WASHINGTON, DC—The law enforcement profession experienced one of its deadliest periods in recent memory this past week as seven officers nationwide were killed in the line of duty. Six of these fallen heroes were shot to death, and one died in an auto crash.
Already this year 14 law enforcement professionals have been killed in the line of duty. Eleven of them died as a result of gunfire, more than double the number at the same time last year (5).
On February 5, El Paso County (CO) Deputy Sheriff Micah Flick was shot and killed while conducting a motor vehicle theft investigation. He and several officers struggled with a suspect who opened fire, mortally wounding Deputy Flick, who had spent 11 years with the department. He was the sixth officer to be shot and killed in 2018 and the third in Colorado since December 31.
The following day, Los Angeles County (CA) Deputy Sheriff Steven Belanger succumbed to a gunshot wound to the head he sustained on December 1994 while conducting a traffic stop in Rowland Heights, California.
Also on February 6, Asher (OK) Police Department Reserve Officer Jarate Dewayne Condit was killed in a vehicle crash. Officer Condit was just 23 years old and is the first officer fatality from Oklahoma in 2018.
Richardson (TX) Police Officer David Sherrard became the first Texas officer killed in the line of duty in 2018. Officer Sherrard was shot and killed on February 7 while responding to a disturbance call at an apartment complex in the Dallas suburb. Upon arrival, officers discovered a man suffering from a gunshot wound outside and were able to locate the gunman inside the complex. As they entered the apartment, the suspect opened fire on the officers, striking Officer Sherrard in the neck. The assailant then barricaded himself in the apartment for several hours before surrendering. Officer Sherrard died of his wounds in a nearby hospital.
Two days later, on February 9, Locust Grove (GA) Police Officer Chase Maddox was shot and killed while helping two Henry County (GA) Sheriff’s deputies apprehend a suspect who had failed to show at his court hearing for a traffic violation. The suspect shot the three officers, killing Officer Maddox, before being shot and killed himself.
Then on February 10, two Westerville (OH) Division of Police officers were shot and killed when responding to a 911 call hang-up. The suspect shot the Officer Eric Joering and Officer Anthony Morelli as they arrived at the scene to investigate. Officer Joering died at the scene and Officer Morelli died later at a hospital. Westerville Police Chief Joe Morbitzer called it a “potential domestic situation.”

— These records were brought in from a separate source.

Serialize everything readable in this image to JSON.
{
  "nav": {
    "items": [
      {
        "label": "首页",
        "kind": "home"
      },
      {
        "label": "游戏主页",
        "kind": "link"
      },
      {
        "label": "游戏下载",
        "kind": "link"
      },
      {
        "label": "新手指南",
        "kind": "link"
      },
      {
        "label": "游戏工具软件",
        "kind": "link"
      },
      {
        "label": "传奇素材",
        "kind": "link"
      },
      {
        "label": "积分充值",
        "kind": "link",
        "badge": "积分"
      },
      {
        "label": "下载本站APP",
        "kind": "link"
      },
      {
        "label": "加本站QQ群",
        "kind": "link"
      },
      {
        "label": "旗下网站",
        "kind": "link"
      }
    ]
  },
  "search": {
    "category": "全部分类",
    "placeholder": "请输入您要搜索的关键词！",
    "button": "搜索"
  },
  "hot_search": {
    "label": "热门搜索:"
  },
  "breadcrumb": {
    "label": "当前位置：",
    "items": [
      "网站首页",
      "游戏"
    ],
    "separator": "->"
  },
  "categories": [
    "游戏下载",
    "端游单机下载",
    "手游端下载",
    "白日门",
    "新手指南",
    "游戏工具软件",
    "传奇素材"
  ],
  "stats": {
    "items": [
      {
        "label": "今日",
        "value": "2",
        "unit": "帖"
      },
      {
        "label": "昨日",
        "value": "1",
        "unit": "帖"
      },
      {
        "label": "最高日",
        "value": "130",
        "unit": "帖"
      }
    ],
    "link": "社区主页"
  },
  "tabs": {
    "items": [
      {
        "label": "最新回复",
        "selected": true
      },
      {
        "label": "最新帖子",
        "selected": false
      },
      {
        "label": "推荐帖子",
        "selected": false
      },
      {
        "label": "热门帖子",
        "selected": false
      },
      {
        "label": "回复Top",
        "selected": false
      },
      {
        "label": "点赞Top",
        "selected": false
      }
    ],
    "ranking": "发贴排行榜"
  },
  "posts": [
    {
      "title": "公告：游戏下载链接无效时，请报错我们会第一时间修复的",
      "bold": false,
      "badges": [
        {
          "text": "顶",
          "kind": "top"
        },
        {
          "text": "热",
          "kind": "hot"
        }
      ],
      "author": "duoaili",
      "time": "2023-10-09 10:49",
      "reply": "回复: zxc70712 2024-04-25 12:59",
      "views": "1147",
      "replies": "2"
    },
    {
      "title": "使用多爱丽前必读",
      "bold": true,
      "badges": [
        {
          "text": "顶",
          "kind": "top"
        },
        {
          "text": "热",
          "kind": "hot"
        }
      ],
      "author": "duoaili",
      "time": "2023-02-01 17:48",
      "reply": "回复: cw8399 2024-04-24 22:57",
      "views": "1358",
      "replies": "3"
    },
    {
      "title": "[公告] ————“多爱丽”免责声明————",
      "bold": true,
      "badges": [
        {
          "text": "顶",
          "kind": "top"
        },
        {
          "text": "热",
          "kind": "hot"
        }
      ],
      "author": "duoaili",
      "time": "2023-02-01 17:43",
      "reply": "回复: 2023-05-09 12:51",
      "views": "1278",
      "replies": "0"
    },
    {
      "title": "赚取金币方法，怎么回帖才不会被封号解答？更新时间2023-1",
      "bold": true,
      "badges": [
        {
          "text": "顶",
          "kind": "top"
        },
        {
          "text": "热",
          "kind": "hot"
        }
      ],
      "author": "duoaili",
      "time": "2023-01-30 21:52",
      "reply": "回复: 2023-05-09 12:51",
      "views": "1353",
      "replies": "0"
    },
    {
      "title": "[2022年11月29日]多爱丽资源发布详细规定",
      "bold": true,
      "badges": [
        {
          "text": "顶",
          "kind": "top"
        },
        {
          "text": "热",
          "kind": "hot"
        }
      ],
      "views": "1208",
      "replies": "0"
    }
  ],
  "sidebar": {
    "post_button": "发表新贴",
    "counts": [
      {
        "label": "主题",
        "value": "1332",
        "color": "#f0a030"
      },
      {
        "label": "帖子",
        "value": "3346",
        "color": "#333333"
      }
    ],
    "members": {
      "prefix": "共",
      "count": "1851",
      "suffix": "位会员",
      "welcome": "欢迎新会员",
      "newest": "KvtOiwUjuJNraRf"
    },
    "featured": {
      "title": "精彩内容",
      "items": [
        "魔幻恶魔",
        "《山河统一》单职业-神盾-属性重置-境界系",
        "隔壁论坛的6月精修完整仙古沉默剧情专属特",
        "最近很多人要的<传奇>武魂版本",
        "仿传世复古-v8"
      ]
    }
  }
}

The tragic deaths of these seven officers over the span of a week is a stark reminder of the dangers our law enforcement professionals face each and every day while protecting and serving our communities. Too often, their service and sacrifice are taken for granted. We must always remember and honor our fallen law enforcement heroes, support their surviving family members, and do everything possible to make it safer for the officers who continue to serve.
About the National Law Enforcement Officers Memorial Fund
Established in 1984, the National Law Enforcement Officers Memorial Fund is a private non-profit organization dedicated to telling the story of American law enforcement and making it safer for those who serve. The Memorial Fund maintains the National Law Enforcement Officers Memorial in Washington, DC, which contains the names of 21,183 officers who have died in the line of duty throughout U.S. history. The Memorial Fund has begun construction of the National Law Enforcement Museum, which will tell the story of American law enforcement through high-tech, interactive exhibitions, historical artifacts and extensive educational programming. For more information, visit www.LawMemorial.org.